[Recorded data]
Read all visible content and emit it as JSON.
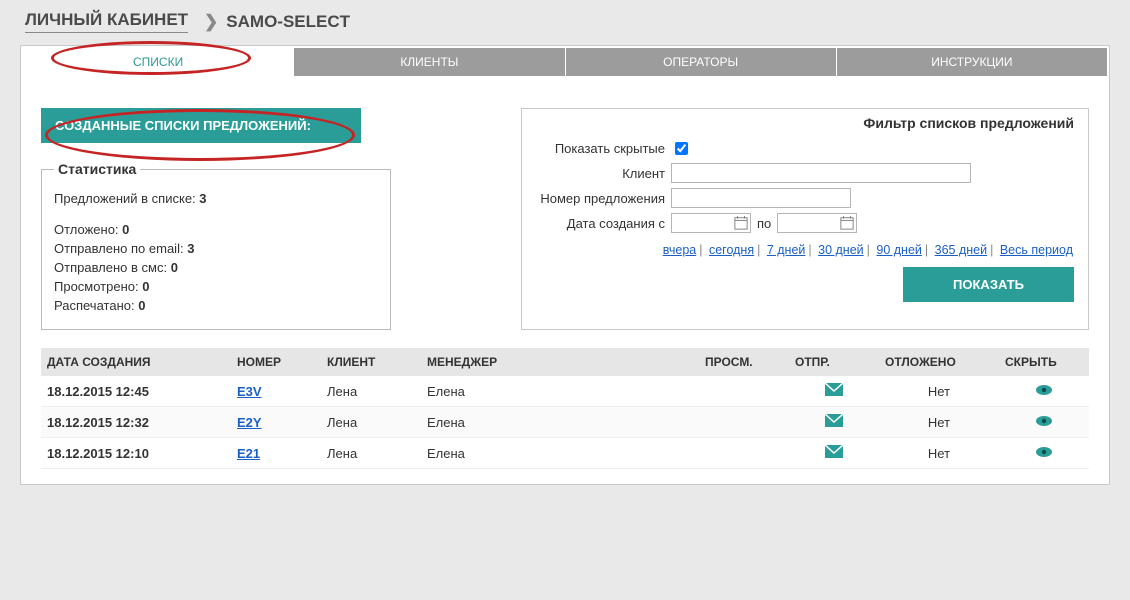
{
  "breadcrumb": {
    "home": "ЛИЧНЫЙ КАБИНЕТ",
    "current": "SAMO-SELECT"
  },
  "tabs": [
    "СПИСКИ",
    "КЛИЕНТЫ",
    "ОПЕРАТОРЫ",
    "ИНСТРУКЦИИ"
  ],
  "panel_title": "СОЗДАННЫЕ СПИСКИ ПРЕДЛОЖЕНИЙ:",
  "stats": {
    "legend": "Статистика",
    "lines": [
      {
        "label": "Предложений в списке:",
        "value": "3"
      },
      {
        "label": "Отложено:",
        "value": "0"
      },
      {
        "label": "Отправлено по email:",
        "value": "3"
      },
      {
        "label": "Отправлено в смс:",
        "value": "0"
      },
      {
        "label": "Просмотрено:",
        "value": "0"
      },
      {
        "label": "Распечатано:",
        "value": "0"
      }
    ]
  },
  "filter": {
    "title": "Фильтр списков предложений",
    "show_hidden_label": "Показать скрытые",
    "client_label": "Клиент",
    "offer_number_label": "Номер предложения",
    "date_from_label": "Дата создания с",
    "date_to_label": "по",
    "quick": [
      "вчера",
      "сегодня",
      "7 дней",
      "30 дней",
      "90 дней",
      "365 дней",
      "Весь период"
    ],
    "show_button": "ПОКАЗАТЬ"
  },
  "table": {
    "headers": [
      "ДАТА СОЗДАНИЯ",
      "НОМЕР",
      "КЛИЕНТ",
      "МЕНЕДЖЕР",
      "ПРОСМ.",
      "ОТПР.",
      "ОТЛОЖЕНО",
      "СКРЫТЬ"
    ],
    "rows": [
      {
        "date": "18.12.2015 12:45",
        "code": "E3V",
        "client": "Лена",
        "manager": "Елена",
        "viewed": "",
        "sent": "mail",
        "deferred": "Нет"
      },
      {
        "date": "18.12.2015 12:32",
        "code": "E2Y",
        "client": "Лена",
        "manager": "Елена",
        "viewed": "",
        "sent": "mail",
        "deferred": "Нет"
      },
      {
        "date": "18.12.2015 12:10",
        "code": "E21",
        "client": "Лена",
        "manager": "Елена",
        "viewed": "",
        "sent": "mail",
        "deferred": "Нет"
      }
    ]
  }
}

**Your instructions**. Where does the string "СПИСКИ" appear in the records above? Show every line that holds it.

**Output**.
    "СПИСКИ",
  "panel_title": "СОЗДАННЫЕ СПИСКИ ПРЕДЛОЖЕНИЙ:",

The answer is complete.